Continued and refresher teacher training seminars would be helpful, as well as exposure to varied scenarios that stimulate “diversity awareness” and ultimately “diversity consciousness”. I thought for a minute, during my training, “Wouldn’t it be more powerful if the trainer on “diversity” were a minority? Yes, I am aware that white women in White America are included among the ‘minority groups’, but since the session focused on ‘civil rights’ and ‘disabilities’, a ‘racial minority’ or ‘personal with a disability’ as facilitator would have made a greater visible impact.
Diversity Consciousness would enable teachers and school administrators to understand that, immigrant children and children of immigrant parents might not actively engage in classroom discussions due to deferring cultural learnings about social interaction and authority. Immigrants from countries where authority is hierarchical might not engage as much with their children’s classroom teacher(s) ‘out of respect’ for the teacher or fear of challenging what in their upbringing is an ‘authority figure’ and ‘expert’ in their child[ren] education.
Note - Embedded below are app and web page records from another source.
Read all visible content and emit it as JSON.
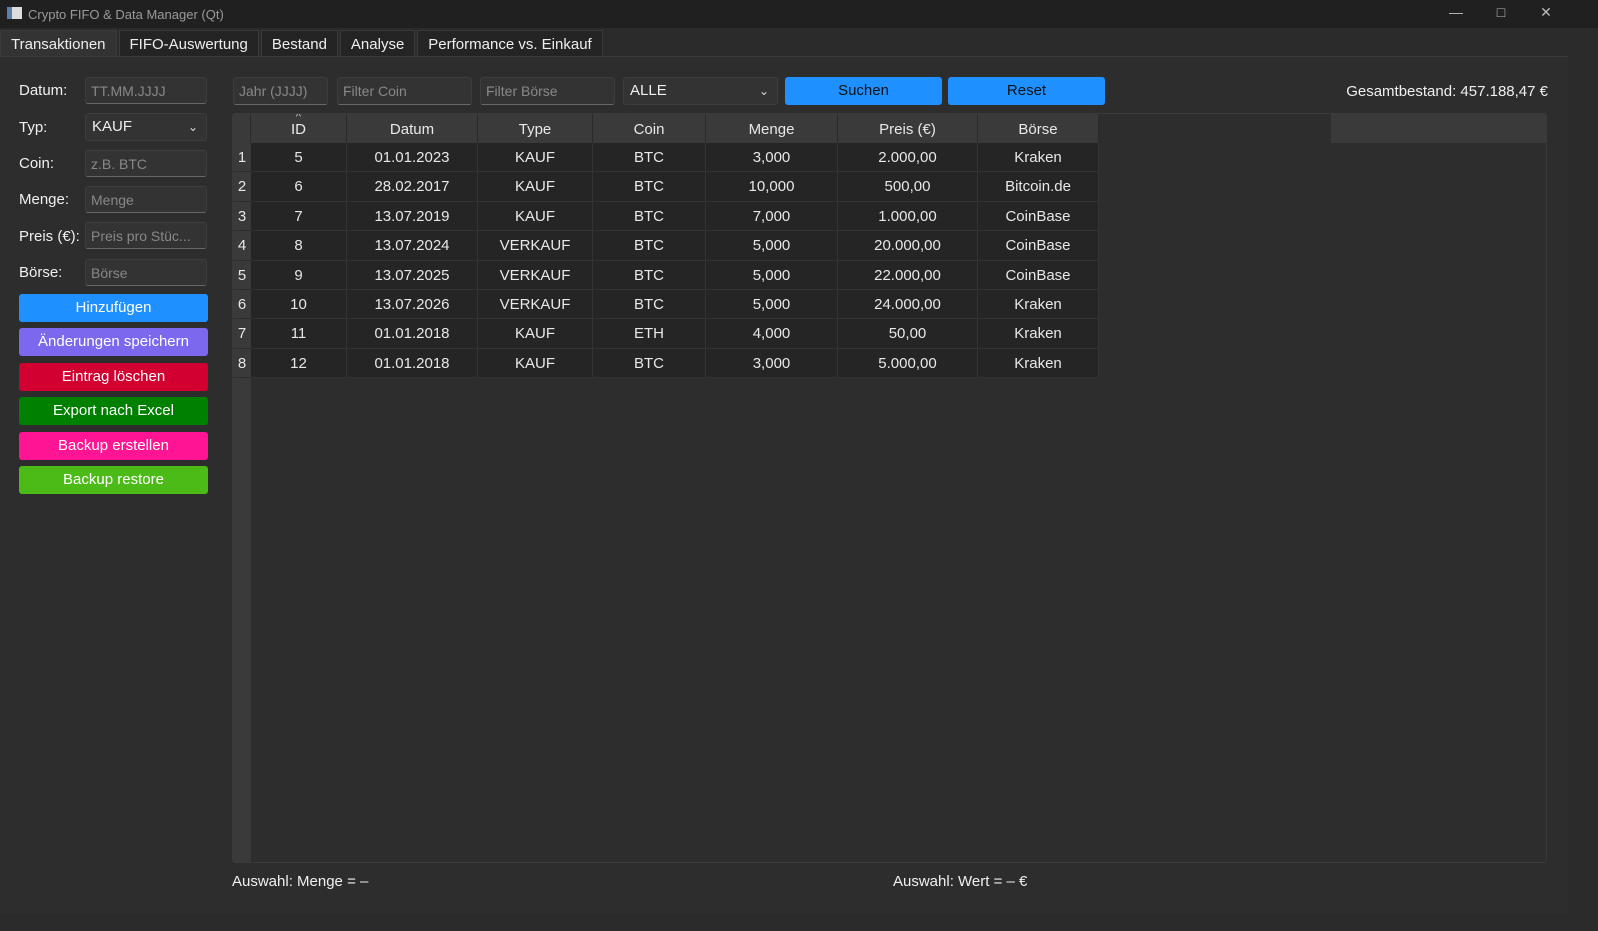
{
  "window": {
    "title": "Crypto FIFO & Data Manager (Qt)"
  },
  "tabs": [
    {
      "label": "Transaktionen"
    },
    {
      "label": "FIFO-Auswertung"
    },
    {
      "label": "Bestand"
    },
    {
      "label": "Analyse"
    },
    {
      "label": "Performance vs. Einkauf"
    }
  ],
  "form": {
    "datum": {
      "label": "Datum:",
      "placeholder": "TT.MM.JJJJ"
    },
    "typ": {
      "label": "Typ:",
      "value": "KAUF"
    },
    "coin": {
      "label": "Coin:",
      "placeholder": "z.B. BTC"
    },
    "menge": {
      "label": "Menge:",
      "placeholder": "Menge"
    },
    "preis": {
      "label": "Preis (€):",
      "placeholder": "Preis pro Stüc..."
    },
    "boerse": {
      "label": "Börse:",
      "placeholder": "Börse"
    }
  },
  "buttons": [
    {
      "label": "Hinzufügen",
      "color": "#1e90ff"
    },
    {
      "label": "Änderungen speichern",
      "color": "#7b68ee"
    },
    {
      "label": "Eintrag löschen",
      "color": "#d10030"
    },
    {
      "label": "Export nach Excel",
      "color": "#008000"
    },
    {
      "label": "Backup erstellen",
      "color": "#ff1493"
    },
    {
      "label": "Backup restore",
      "color": "#4cbb17"
    }
  ],
  "filters": {
    "jahr": "Jahr (JJJJ)",
    "coin": "Filter Coin",
    "boerse": "Filter Börse",
    "type": "ALLE",
    "search": "Suchen",
    "reset": "Reset"
  },
  "total": "Gesamtbestand: 457.188,47 €",
  "table": {
    "sort_indicator": "^",
    "columns": [
      "ID",
      "Datum",
      "Type",
      "Coin",
      "Menge",
      "Preis (€)",
      "Börse"
    ],
    "rows": [
      [
        "5",
        "01.01.2023",
        "KAUF",
        "BTC",
        "3,000",
        "2.000,00",
        "Kraken"
      ],
      [
        "6",
        "28.02.2017",
        "KAUF",
        "BTC",
        "10,000",
        "500,00",
        "Bitcoin.de"
      ],
      [
        "7",
        "13.07.2019",
        "KAUF",
        "BTC",
        "7,000",
        "1.000,00",
        "CoinBase"
      ],
      [
        "8",
        "13.07.2024",
        "VERKAUF",
        "BTC",
        "5,000",
        "20.000,00",
        "CoinBase"
      ],
      [
        "9",
        "13.07.2025",
        "VERKAUF",
        "BTC",
        "5,000",
        "22.000,00",
        "CoinBase"
      ],
      [
        "10",
        "13.07.2026",
        "VERKAUF",
        "BTC",
        "5,000",
        "24.000,00",
        "Kraken"
      ],
      [
        "11",
        "01.01.2018",
        "KAUF",
        "ETH",
        "4,000",
        "50,00",
        "Kraken"
      ],
      [
        "12",
        "01.01.2018",
        "KAUF",
        "BTC",
        "3,000",
        "5.000,00",
        "Kraken"
      ]
    ]
  },
  "status": {
    "menge": "Auswahl: Menge = –",
    "wert": "Auswahl: Wert = – €"
  }
}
I learned from working with Japanese graduate students as a Writing Tutor that it is not in their habit to actively participate in classroom discussions because it is considered rude to challenge ‘seniority’ in Japanese culture. One of my students settled for a lower class grade, even when he knew his response on a classroom test was correct because he did not want to challenge his professor that his response resonated with the experience of his home country. Diversity Consciousness needs starts with the school administration, selection of teacher or substitute teacher trainers, program administrators, school teaching staff and all organs in the school system in daily contact with our children.